Now that's one way to do this. Another way to do this is to create a fog texture:

CCRenderTarget rt;

rt.Add(sp);
for(I=0; I < 900; I++) {
sp.Visit(); // draws the sprite in the RT
sp.Position = new CCPoint(x,y); // moves the sprite for the next draw
}

Then you just use the created texture for your fog.

DXT compression is available on all of the NEW android devices, probably since late 2012. Any old devices may not be able to use DXT compressed textures. These textures are not decompressed by MonoGame. They are passed to the framebuffer and then decompressed, otherwise DXT would be useless.

Now, on the topic of log output and performance. When in debug mode you may see your game appear to be slow, but that may well be from the debug logging. If you build in release mode and run it you will see proper performance.

Also note that sprite sheets are not cut in memory. When you use the batch node and a texture, a series of polygon commands are sent to the GPU. These polygons are defined in u,v texture space and in real space. That lets the GPU perform the texture splitting in hardware and not in software. Yet, if you do not use sprite batch then you are effectively sending one polygon per texture, which is very inefficient. The GPU will attempt to reuse the sprite sheet texture if no other texture is loaded. This all depends on whether or not the sprite batcher is in immediate mode, or not. When it is in immediate mode, draw commands are flushed immediately. When not in immediate mode, sprite commands are batched according to their textures. That allows you to effectively do a sprite batch node without using a sprite batch node. If you used that technique, then you would need to use VertexZ for your sprites, otherwise they would not draw in their proper z order.
Sep 30, 2014 at 3:07 PM
Thanks for the detailed explanation.
I will try to implement the code you provided. However, I feel like using the BatchNode in the game level was sufficient, I don't think further improvements are required at this time. I will do more testing with low memory devices to see if there are other weak spots.

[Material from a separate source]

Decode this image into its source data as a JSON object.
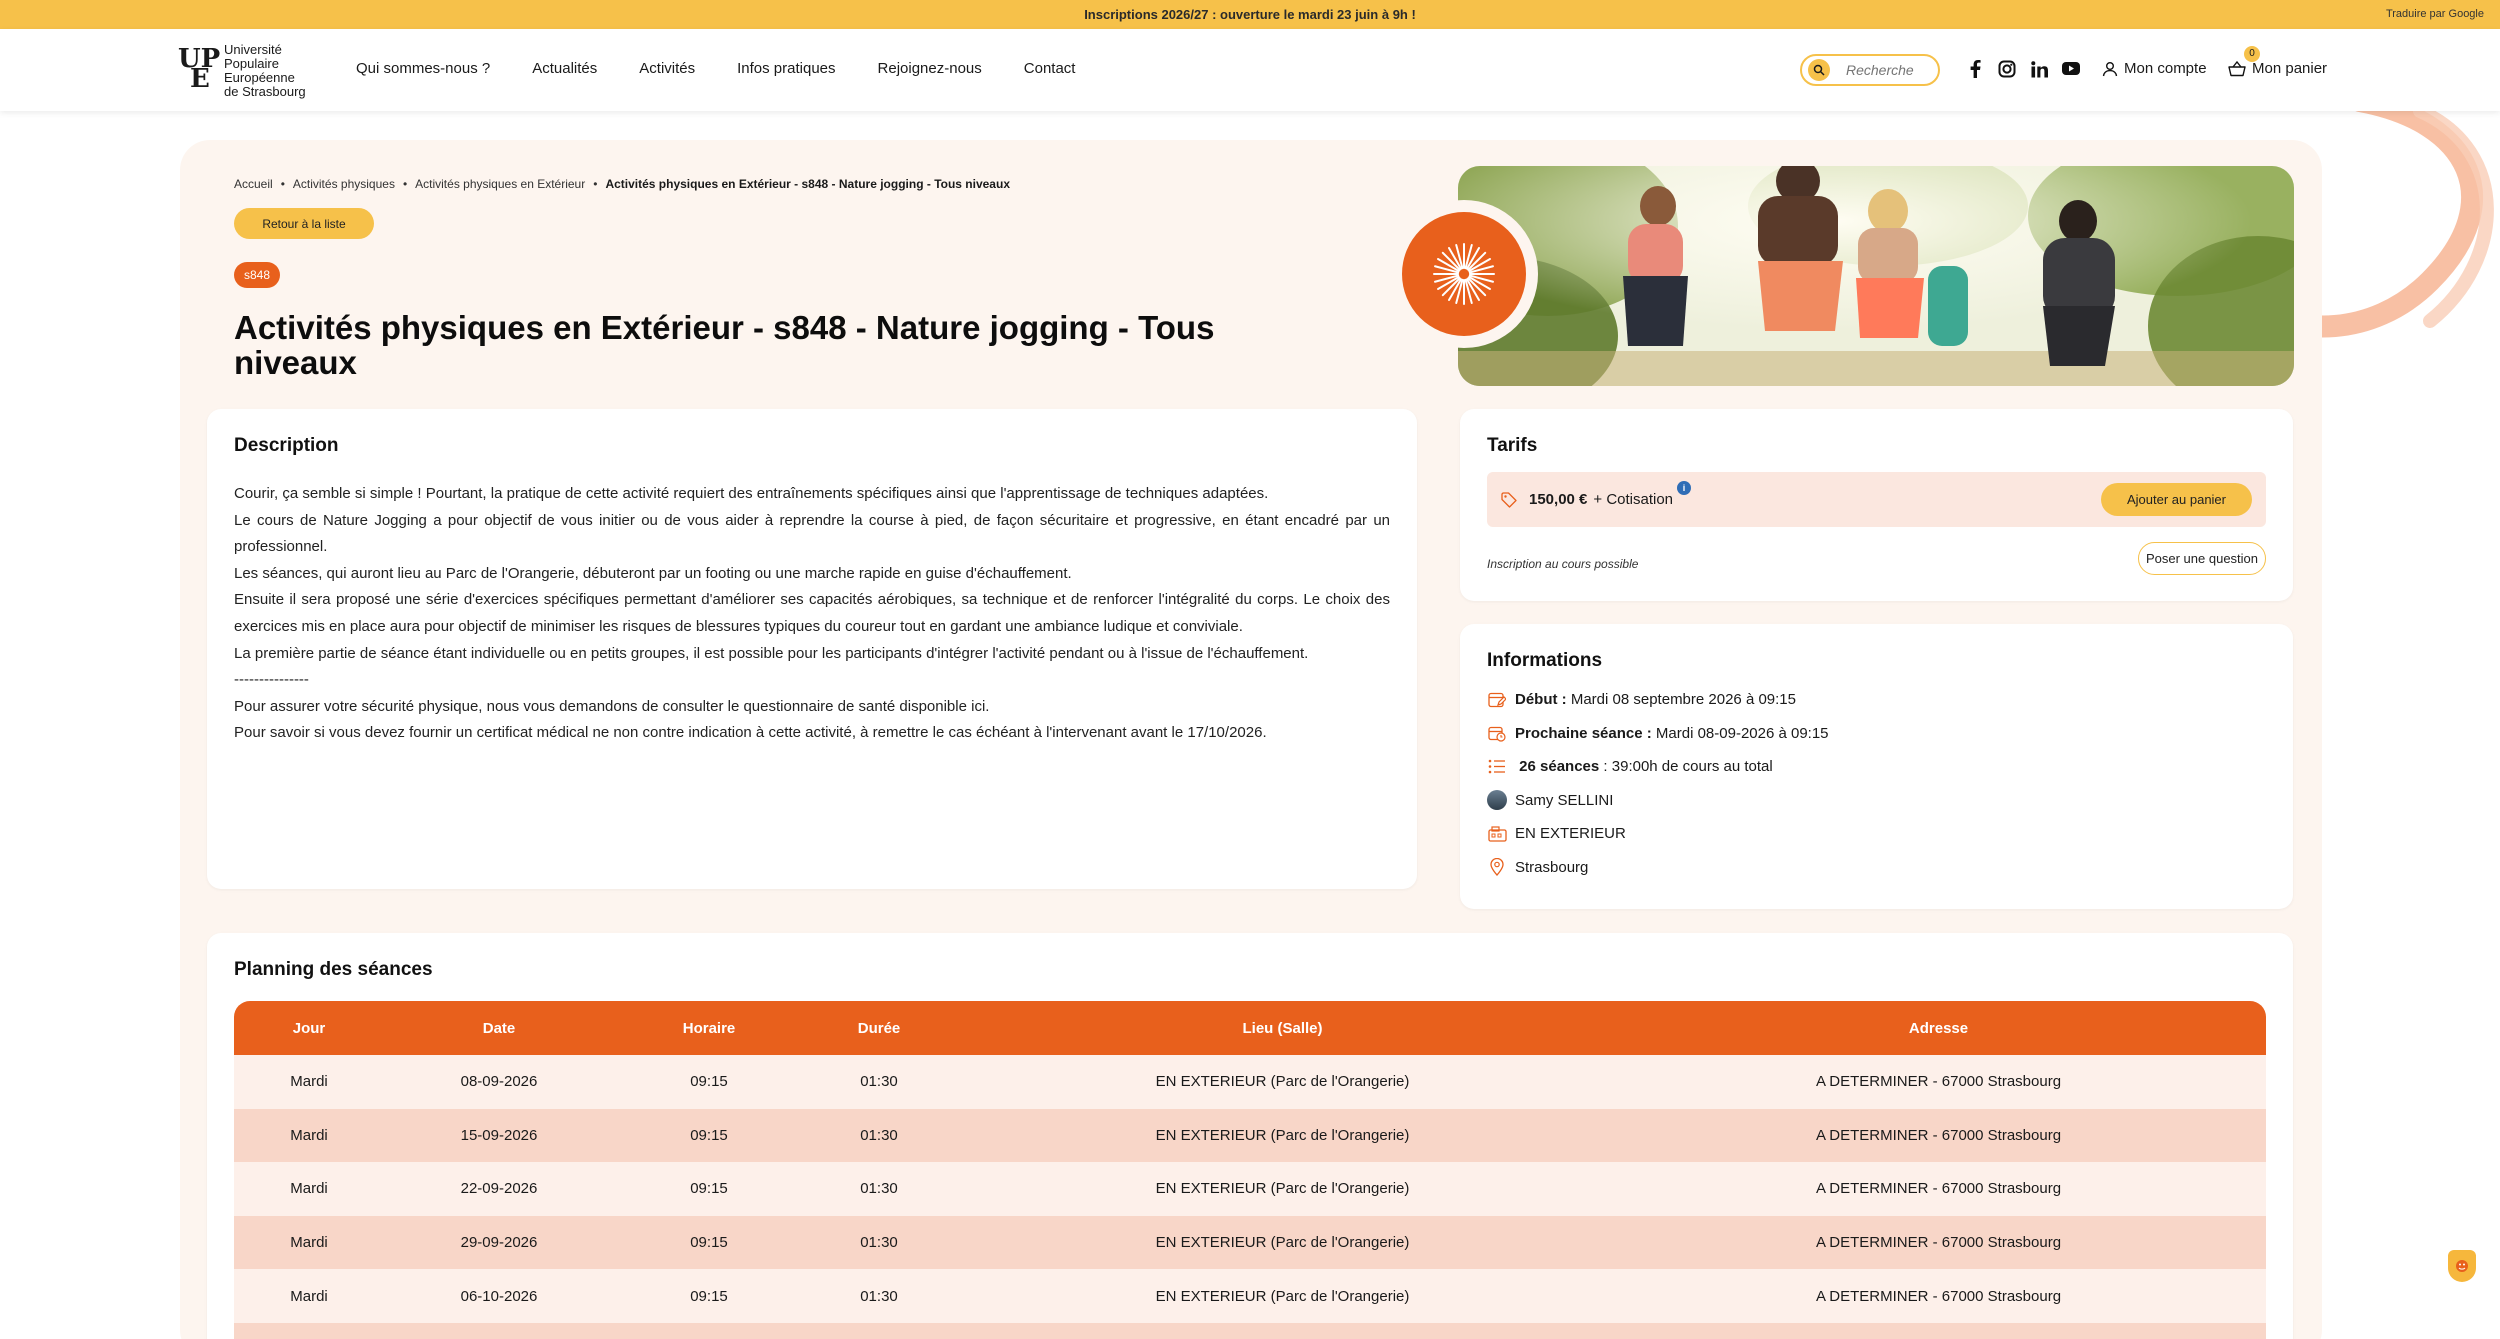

I will also try to mix jpegs and dxt compressed png on Android. I must keep my app under 40/50 MB.

Just a quick note: I tried the new Pipeline tool of Monogame. I was able to compress most of the textures, and they're actually smaller than native XNA, but wasn't able to import the cocos2d processor. I believe it need to be compiled against MonoGame, am I right?

Thanks again and kind regards